Trevor Tweeten’s new piece “Running in Eight Directions” (2013–15) is part of a two-person exhibition with Clive Murphy, titled II Machines, currently on view at the Knockdown Center.
Some posters make you pause mid-stride; others disappear into the background like so much white noise.
LOS ANGELES — The seven first-year MFA students who dropped out of the University of Southern California’s Roski School of Art and Design have issued a statement in response to last week’s letter from Dean Erica Muhlo, rejecting her offer of a two-year leave of absence.
SAN FRANCISCO — It is no longer a stretch to draw connections between adjunct professors and other workers in the service economy. The corporate university model is deeply invested in the notion that treating all of its employees as disposable labor can maximize profits.
KANSAS CITY — Survival is civilization’s greatest inspiration.
This week in art news: The Suicide Girls sell their Instagram prints for charity in response to Richard Prince’s appropriation of their posts, Maya Angelou’s art collection heads to auction, and artist Darren Cullen announced plans for an anti-Margaret Thatcher museum in London.
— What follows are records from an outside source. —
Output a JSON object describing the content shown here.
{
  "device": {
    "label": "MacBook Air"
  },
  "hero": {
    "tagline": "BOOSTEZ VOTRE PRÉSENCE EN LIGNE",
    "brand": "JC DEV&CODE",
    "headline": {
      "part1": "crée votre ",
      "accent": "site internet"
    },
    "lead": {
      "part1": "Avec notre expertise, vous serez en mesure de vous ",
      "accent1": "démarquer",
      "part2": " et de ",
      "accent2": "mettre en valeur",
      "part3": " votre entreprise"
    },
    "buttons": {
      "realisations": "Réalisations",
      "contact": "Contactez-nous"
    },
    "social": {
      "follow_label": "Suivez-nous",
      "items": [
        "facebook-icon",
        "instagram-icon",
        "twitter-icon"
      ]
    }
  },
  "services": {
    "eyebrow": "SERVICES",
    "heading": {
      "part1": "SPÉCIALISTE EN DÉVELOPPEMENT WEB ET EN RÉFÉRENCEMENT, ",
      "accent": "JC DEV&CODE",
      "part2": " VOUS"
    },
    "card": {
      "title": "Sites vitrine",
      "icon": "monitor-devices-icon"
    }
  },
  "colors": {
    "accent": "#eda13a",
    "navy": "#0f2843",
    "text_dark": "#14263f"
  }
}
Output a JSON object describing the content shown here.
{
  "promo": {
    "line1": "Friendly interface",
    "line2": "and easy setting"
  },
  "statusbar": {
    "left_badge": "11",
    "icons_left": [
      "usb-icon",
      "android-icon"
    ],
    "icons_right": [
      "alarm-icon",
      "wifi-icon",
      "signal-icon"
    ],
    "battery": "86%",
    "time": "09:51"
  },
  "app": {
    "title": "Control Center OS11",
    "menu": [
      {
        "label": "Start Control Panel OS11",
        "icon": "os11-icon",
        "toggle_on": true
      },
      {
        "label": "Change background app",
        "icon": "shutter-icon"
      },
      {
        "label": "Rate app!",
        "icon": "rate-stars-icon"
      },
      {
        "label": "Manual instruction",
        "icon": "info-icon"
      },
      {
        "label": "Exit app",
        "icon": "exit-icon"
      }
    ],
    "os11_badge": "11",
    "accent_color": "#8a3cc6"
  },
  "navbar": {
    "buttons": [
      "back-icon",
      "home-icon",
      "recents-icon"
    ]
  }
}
In the seven years since Shepard Fairey created what might be, to date, the most iconic artwork of the century — the “Hope” poster for Barack Obama’s 2008 US presidential campaign — its subject has had to make a lot of compromises and its creator has lost a lot of hope.
On Tuesday, the Institute of International Education announced a three-year pilot program that will provide artists “who face persecution in their home countries” with fellowships at universities and art centers “in countries where they can safely continue their work.”
Stepping into the fantastical world of I won’t wait for grey hairs and worldly cares to soften my views is like going through a portal, entering a delirious space of a collective dream.
Number of Water Lilies paintings destroyed by Monet just before a 1908 exhibition = 15
George Ferrandi rides the subway. As passengers push and squeeze and avert their eyes, Ferrandi relaxes her joints and muscles, relinquishing any discomfort or fear that might linger in her posture.
Hyperallergic’s horoscopes offer astrological advice for artists and art types, in art terms, every month.